▶ [WORK TO BE COMPLETED]: In your output, repeat each entry exactly and include no pictures.

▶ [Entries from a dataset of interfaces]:
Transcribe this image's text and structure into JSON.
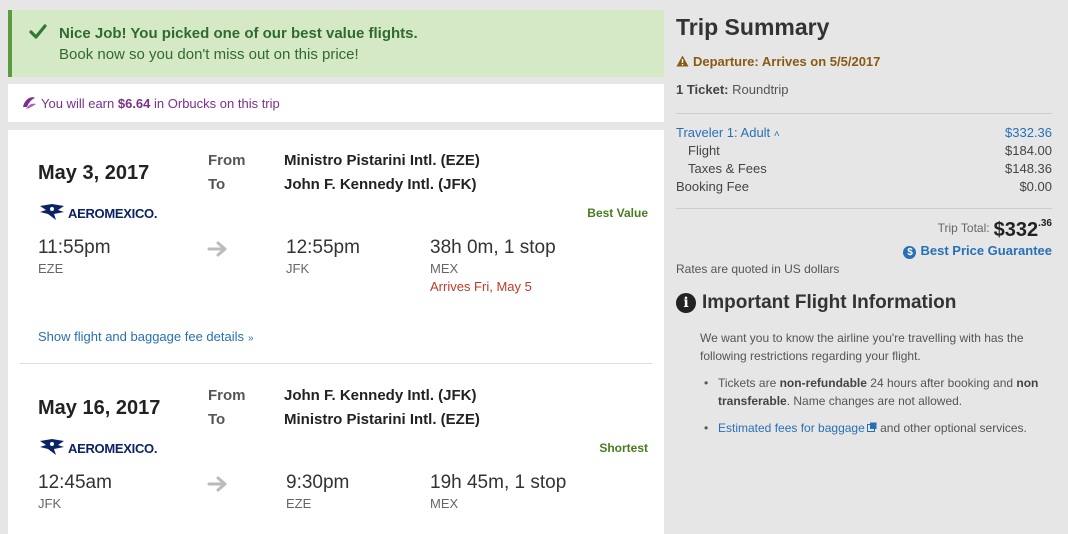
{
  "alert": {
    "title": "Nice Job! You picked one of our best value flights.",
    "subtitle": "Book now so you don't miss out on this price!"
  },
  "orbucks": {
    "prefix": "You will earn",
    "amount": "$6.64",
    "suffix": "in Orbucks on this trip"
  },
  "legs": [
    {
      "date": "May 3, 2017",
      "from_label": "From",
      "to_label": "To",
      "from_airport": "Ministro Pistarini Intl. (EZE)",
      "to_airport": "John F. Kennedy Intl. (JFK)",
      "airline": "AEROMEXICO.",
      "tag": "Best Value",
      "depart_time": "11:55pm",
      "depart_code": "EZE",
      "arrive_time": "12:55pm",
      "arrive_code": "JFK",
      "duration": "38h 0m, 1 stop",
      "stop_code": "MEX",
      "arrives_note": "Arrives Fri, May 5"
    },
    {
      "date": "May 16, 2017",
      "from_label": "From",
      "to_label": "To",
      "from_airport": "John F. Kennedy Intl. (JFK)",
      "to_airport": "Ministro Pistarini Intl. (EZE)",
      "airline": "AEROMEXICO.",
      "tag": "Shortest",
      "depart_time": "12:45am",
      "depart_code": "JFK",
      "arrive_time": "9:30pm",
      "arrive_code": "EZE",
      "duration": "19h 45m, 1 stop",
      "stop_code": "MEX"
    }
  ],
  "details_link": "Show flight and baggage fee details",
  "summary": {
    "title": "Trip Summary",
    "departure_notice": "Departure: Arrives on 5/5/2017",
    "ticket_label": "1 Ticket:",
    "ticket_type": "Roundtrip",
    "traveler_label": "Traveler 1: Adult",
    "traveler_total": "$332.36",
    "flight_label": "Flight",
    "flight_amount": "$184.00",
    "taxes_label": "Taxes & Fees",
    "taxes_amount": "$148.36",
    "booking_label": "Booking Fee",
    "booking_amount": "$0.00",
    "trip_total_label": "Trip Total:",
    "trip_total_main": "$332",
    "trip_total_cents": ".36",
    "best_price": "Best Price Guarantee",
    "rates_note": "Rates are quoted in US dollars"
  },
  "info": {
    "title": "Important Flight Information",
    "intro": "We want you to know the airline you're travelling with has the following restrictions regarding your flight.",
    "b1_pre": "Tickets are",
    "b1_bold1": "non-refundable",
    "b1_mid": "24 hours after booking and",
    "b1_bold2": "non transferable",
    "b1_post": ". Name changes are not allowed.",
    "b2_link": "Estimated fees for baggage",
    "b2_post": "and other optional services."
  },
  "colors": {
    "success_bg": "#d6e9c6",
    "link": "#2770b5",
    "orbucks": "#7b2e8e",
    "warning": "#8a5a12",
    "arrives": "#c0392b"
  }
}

▶ [ANSWER BELOW]:
Transcribe this image's text and structure into JSON.
{
  "alert": {
    "title": "Nice Job! You picked one of our best value flights.",
    "subtitle": "Book now so you don't miss out on this price!"
  },
  "orbucks": {
    "prefix": "You will earn",
    "amount": "$6.64",
    "suffix": "in Orbucks on this trip"
  },
  "legs": [
    {
      "date": "May 3, 2017",
      "from_label": "From",
      "to_label": "To",
      "from_airport": "Ministro Pistarini Intl. (EZE)",
      "to_airport": "John F. Kennedy Intl. (JFK)",
      "airline": "AEROMEXICO.",
      "tag": "Best Value",
      "depart_time": "11:55pm",
      "depart_code": "EZE",
      "arrive_time": "12:55pm",
      "arrive_code": "JFK",
      "duration": "38h 0m, 1 stop",
      "stop_code": "MEX",
      "arrives_note": "Arrives Fri, May 5"
    },
    {
      "date": "May 16, 2017",
      "from_label": "From",
      "to_label": "To",
      "from_airport": "John F. Kennedy Intl. (JFK)",
      "to_airport": "Ministro Pistarini Intl. (EZE)",
      "airline": "AEROMEXICO.",
      "tag": "Shortest",
      "depart_time": "12:45am",
      "depart_code": "JFK",
      "arrive_time": "9:30pm",
      "arrive_code": "EZE",
      "duration": "19h 45m, 1 stop",
      "stop_code": "MEX"
    }
  ],
  "details_link": "Show flight and baggage fee details",
  "summary": {
    "title": "Trip Summary",
    "departure_notice": "Departure: Arrives on 5/5/2017",
    "ticket_label": "1 Ticket:",
    "ticket_type": "Roundtrip",
    "traveler_label": "Traveler 1: Adult",
    "traveler_total": "$332.36",
    "flight_label": "Flight",
    "flight_amount": "$184.00",
    "taxes_label": "Taxes & Fees",
    "taxes_amount": "$148.36",
    "booking_label": "Booking Fee",
    "booking_amount": "$0.00",
    "trip_total_label": "Trip Total:",
    "trip_total_main": "$332",
    "trip_total_cents": ".36",
    "best_price": "Best Price Guarantee",
    "rates_note": "Rates are quoted in US dollars"
  },
  "info": {
    "title": "Important Flight Information",
    "intro": "We want you to know the airline you're travelling with has the following restrictions regarding your flight.",
    "b1_pre": "Tickets are",
    "b1_bold1": "non-refundable",
    "b1_mid": "24 hours after booking and",
    "b1_bold2": "non transferable",
    "b1_post": ". Name changes are not allowed.",
    "b2_link": "Estimated fees for baggage",
    "b2_post": "and other optional services."
  },
  "colors": {
    "success_bg": "#d6e9c6",
    "link": "#2770b5",
    "orbucks": "#7b2e8e",
    "warning": "#8a5a12",
    "arrives": "#c0392b"
  }
}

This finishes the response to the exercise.